ode to an old kitchen
The first time we walked through this old house of ours two summers ago --the first time we realized that this was the little house for us-- we were sure that once we moved in, the kitchen would be the first thing to go. All the other rooms were outdated and in need of a coat or two of paint, but they weren't nearly as unfavorable to us as the kitchen was.
I'm sure some of those feelings were intensified by the fact that a baby was about to be born, and the thought of bringing him home to a dismal kitchen full of chipping paint and old grimy floors was depressing, to say the least. I hated just about everything about my little kitchen, from the dried drips of paint stuck on every surface thanks to all the previous sloppy paint jobs, to the way the cupboard doors wiggled on their hinges. I hated the grey rubber kick plate that lined the floor, and I hated the yellow and brown tie-dyed pattern of the linoleum even more. It all had to go, the sooner the better.
Of course, things didn't go as planned. Do they ever? Ralph was born, and between house payments and hospital bills and school loans, money was tighter than ever. We couldn't afford to do a darn thing to the kitchen, and I was stuck living with it exactly the way it was.
A house doesn't feel like a home until it has a little bit of your own dirt in it, is what I remember my dad repeating to me over and over the first few months of living here. And he was right. There came a time when I had washed the floor enough to know that it was just our own dirt I was scrubbing, and the crumbs I wiped out of the fridge were from our own food. The way Ralph's spilled cheerios disappeared into the pattern of the linoleum, not to be found again until you happened to step on one, grinding it into a fine powder underfoot, became sort of a (sad, annoying) joke. I grew used to the yellow-ness of it all. I started to notice the things I did like about the room. I loved the way the east-facing window let in all of the morning sun light.
The old lady that lived here before us was named Ruth, and the longer I live in this house, the more I think that she was a lot like me. I first noticed it last Spring, when the snow melted and everything in the backyard started to poke out of the brown earth. First a few daffodils sprouted behind the garage, and then some rhubarb showed up next to them. Not long after that, a row of lily of the valley came up by the back door. Then came the peonies, and the black eyed susans, and the cone flowers. So many of my favorites showed up one by one, and I was so delighted by them and by the woman who had planted them years ago. A while back, Ruth's daughter showed up at our front door asking to take a peek at what we'd done with the house she had grown up in. We chatted as she walked around and snapped pictures on her phone-- she was going to show them to Ruth, who had moved out of our place and into a nursing home. She was so kind, and when she left she gave me a hug, kissed Ralphie on the cheek, and made it very clear that our house had been filled with happy families since the beginning.
Ryan and I started working on the kitchen last weekend.

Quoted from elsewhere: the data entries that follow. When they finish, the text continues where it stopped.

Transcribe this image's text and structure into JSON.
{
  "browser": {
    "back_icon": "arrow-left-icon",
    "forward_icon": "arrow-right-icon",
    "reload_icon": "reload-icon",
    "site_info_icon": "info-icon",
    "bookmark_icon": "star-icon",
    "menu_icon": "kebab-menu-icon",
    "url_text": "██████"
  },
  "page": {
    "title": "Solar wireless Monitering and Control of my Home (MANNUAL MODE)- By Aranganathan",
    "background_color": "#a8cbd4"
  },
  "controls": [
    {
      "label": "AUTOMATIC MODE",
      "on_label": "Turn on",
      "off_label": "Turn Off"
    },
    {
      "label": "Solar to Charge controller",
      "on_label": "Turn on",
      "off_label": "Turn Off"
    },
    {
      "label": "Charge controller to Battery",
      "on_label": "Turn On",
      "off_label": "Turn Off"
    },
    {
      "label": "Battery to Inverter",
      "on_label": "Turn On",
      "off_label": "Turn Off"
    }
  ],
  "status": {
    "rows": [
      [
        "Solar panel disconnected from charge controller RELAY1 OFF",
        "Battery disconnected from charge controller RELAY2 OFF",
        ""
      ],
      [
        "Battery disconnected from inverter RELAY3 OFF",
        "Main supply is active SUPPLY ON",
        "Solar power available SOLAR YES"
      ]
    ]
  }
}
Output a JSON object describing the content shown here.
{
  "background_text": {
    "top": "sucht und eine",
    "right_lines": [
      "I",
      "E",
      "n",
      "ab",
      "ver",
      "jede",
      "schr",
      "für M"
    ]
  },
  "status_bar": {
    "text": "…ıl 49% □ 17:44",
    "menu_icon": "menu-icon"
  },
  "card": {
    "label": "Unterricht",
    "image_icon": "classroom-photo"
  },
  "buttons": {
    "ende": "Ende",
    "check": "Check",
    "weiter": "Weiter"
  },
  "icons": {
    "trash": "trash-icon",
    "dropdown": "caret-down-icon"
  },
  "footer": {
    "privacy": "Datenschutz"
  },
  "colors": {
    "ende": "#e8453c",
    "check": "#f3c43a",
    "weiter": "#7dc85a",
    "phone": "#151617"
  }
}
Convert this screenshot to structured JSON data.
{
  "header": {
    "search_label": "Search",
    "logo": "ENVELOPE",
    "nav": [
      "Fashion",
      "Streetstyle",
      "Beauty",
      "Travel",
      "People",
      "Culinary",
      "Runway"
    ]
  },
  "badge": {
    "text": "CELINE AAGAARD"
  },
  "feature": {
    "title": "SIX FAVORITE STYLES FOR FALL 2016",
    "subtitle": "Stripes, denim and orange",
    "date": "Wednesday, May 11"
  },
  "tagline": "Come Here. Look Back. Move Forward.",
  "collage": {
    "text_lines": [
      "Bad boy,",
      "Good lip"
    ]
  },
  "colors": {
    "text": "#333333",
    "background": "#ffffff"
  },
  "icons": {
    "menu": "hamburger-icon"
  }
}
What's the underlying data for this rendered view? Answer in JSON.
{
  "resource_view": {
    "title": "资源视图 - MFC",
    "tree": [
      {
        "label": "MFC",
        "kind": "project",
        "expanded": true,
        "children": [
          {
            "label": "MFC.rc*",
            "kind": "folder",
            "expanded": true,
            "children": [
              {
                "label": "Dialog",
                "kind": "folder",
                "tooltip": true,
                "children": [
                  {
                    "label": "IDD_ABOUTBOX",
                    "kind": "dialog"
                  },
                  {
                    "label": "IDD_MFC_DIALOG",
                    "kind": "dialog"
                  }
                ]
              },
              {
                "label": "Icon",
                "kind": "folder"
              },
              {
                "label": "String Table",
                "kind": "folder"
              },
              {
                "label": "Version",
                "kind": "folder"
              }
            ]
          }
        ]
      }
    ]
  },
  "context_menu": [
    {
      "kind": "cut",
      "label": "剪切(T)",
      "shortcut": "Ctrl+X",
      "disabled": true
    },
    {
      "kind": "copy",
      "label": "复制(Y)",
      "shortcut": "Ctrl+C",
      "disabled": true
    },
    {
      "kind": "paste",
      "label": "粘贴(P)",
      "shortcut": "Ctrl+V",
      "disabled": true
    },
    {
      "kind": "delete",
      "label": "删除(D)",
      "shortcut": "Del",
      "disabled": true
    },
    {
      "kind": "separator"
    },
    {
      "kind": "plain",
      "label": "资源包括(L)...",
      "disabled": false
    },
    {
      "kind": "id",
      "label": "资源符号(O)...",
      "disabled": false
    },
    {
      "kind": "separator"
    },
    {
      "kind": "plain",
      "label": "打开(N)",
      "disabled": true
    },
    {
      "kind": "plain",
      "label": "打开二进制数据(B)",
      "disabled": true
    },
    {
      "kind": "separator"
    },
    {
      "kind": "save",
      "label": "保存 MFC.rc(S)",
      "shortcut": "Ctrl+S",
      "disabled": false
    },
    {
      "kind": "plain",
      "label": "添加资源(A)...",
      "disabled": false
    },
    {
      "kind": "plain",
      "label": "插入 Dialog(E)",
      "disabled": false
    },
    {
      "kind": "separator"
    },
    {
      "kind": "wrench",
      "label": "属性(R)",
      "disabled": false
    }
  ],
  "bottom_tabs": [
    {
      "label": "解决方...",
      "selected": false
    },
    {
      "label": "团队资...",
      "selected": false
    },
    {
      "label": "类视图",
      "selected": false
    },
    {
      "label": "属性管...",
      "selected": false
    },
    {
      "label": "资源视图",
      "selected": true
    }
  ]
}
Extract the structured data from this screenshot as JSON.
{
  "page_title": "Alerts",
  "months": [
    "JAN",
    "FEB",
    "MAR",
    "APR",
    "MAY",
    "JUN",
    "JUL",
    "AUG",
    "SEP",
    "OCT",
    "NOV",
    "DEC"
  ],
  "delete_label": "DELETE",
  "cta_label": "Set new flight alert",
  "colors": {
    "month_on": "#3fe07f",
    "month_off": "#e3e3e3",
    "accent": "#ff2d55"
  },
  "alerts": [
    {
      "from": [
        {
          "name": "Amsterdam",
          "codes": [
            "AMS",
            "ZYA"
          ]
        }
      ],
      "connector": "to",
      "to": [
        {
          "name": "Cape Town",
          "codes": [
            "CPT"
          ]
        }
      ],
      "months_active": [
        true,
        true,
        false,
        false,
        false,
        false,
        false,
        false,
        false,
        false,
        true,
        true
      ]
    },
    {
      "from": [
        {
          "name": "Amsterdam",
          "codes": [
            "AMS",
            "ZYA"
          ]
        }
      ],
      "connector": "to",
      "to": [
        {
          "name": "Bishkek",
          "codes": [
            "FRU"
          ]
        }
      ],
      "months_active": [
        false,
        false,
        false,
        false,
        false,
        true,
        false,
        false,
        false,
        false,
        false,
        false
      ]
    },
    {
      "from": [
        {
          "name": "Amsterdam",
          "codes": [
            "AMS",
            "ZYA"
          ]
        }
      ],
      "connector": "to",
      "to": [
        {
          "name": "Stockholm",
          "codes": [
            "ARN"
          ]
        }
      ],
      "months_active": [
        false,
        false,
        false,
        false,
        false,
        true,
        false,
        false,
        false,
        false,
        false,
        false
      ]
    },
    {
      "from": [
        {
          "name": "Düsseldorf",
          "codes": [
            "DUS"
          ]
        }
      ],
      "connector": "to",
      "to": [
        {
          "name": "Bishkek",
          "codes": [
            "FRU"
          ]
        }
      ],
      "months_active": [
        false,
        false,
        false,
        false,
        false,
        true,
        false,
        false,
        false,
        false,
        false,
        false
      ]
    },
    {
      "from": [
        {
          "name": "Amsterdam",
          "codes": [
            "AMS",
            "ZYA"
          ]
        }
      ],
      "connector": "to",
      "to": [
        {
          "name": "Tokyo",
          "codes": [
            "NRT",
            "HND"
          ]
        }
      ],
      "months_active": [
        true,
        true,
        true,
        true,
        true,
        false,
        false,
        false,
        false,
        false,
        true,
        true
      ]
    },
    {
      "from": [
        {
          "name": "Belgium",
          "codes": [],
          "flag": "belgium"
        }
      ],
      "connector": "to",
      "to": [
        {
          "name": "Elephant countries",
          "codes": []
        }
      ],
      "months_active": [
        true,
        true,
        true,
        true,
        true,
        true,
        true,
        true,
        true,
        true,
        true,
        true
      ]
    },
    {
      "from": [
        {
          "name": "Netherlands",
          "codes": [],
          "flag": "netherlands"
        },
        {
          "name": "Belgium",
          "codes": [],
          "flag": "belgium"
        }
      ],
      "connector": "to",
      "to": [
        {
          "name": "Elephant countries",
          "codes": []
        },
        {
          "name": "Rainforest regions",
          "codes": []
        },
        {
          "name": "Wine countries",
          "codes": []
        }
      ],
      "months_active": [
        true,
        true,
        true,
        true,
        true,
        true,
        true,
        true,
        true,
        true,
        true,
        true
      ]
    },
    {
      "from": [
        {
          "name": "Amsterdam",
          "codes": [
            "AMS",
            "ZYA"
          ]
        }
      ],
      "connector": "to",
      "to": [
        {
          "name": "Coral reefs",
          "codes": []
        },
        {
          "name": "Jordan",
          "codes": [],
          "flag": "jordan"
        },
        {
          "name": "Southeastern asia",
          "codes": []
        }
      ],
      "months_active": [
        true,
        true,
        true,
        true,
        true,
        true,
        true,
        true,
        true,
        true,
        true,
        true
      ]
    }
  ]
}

We have enough money saved up to tackle it, just a little bit at a time. I finally took down the white and yellow curtains with the lace trim-- I'm sure Ruth sewed them up herself-- they're thin and threadbare from many runs through the washing machine. I'm going to peel off the pretty, flowered contact paper that lines the cupboard shelves (the ceramic goose towel holder is staying, of course.) We're going to paint everything white, although I'll admit that I kind of like the yellow walls now. My mom's kitchen was yellow for a time when I was growing up, and as much as I love to hate the banana split color of this kitchen, it has always reminded me a little bit of home. We're going to sand down the cupboard doors, replace the chipping counter tops, and put in a new white sink. We're going to take this old, yellow kitchen that someone else loved, make it our own, and create a giant mess in the process. But that's okay, because a house doesn't feel like a home until it has a little bit of your own dirt in it.